Many years later, in his conspectus of Searle’s music, Edward Lockspeiser (Musical Times, September 1955) wrote that ‘…here [Night Music] Searle was obviously inspired by those fragile wisps of phrases of his master [Webern] pieced together, as in some of the works of Debussy, by the aid of eloquent silences.’
‘E.L.’ reviewing the score of Searle’s Night Music in Music & Letters (July 1948) wrote: ‘Mr. Searle has obviously been tempted in this youthful work to emulate some of the Schoenbergian processes of orchestration. The violin solo answered by the trombone followed by a horn solo and leading to two isolated pizzicato notes on the viola is an example of this wilful disintegration of the orchestra. Much of the writing is contrapuntal, with canons and inversions galore. All of which is an indication of the musical school to which the composer has elected to belong and where he is attempting to hammer out a style of his own.’

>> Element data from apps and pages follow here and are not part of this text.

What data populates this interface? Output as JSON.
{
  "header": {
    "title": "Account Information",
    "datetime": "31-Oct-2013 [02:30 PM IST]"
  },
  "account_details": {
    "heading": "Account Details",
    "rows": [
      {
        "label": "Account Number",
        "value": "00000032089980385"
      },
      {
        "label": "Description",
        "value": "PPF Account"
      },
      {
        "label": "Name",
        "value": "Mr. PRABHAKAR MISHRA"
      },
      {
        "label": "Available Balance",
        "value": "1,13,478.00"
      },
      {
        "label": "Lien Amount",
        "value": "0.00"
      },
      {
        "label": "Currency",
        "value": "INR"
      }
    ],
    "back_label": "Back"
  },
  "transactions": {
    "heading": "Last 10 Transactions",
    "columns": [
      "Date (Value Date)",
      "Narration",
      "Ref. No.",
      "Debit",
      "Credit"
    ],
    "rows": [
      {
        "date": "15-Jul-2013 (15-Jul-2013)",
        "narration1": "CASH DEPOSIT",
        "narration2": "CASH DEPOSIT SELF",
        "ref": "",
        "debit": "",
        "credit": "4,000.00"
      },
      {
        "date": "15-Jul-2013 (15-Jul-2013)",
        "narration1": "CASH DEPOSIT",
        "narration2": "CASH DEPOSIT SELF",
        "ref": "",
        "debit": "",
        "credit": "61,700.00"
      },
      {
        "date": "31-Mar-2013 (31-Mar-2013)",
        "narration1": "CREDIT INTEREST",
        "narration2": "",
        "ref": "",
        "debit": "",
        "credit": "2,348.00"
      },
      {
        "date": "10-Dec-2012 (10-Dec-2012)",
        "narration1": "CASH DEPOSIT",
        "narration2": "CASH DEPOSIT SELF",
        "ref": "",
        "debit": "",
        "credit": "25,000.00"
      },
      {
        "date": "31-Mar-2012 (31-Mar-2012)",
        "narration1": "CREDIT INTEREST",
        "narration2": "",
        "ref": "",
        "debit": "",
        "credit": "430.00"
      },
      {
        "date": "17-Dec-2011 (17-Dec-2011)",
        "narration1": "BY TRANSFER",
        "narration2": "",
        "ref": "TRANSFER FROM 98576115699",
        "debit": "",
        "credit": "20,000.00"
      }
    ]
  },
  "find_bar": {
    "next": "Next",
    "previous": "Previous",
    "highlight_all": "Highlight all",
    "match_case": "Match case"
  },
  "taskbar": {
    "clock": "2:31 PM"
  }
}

Finally, Robin Hull (Penguin Music Magazine, 8, February 1949) simply noted that Night Music ‘will be remembered for the keen interest that it aroused in Searle’s individuality as a composer, and deserves in every respect to become more widely known.’
After nearly seventy years, the quality of this work is unimpaired, but its popularity with all but the most enthusiastic listener is virtually non-existent. It is hard to believe that there is only a single recording of this work.
A subsequent post will examine the reception of the BBC Scottish Symphony Orchestra’s recording of this work on CPO 999 541 2. It can also be heard on YouTube.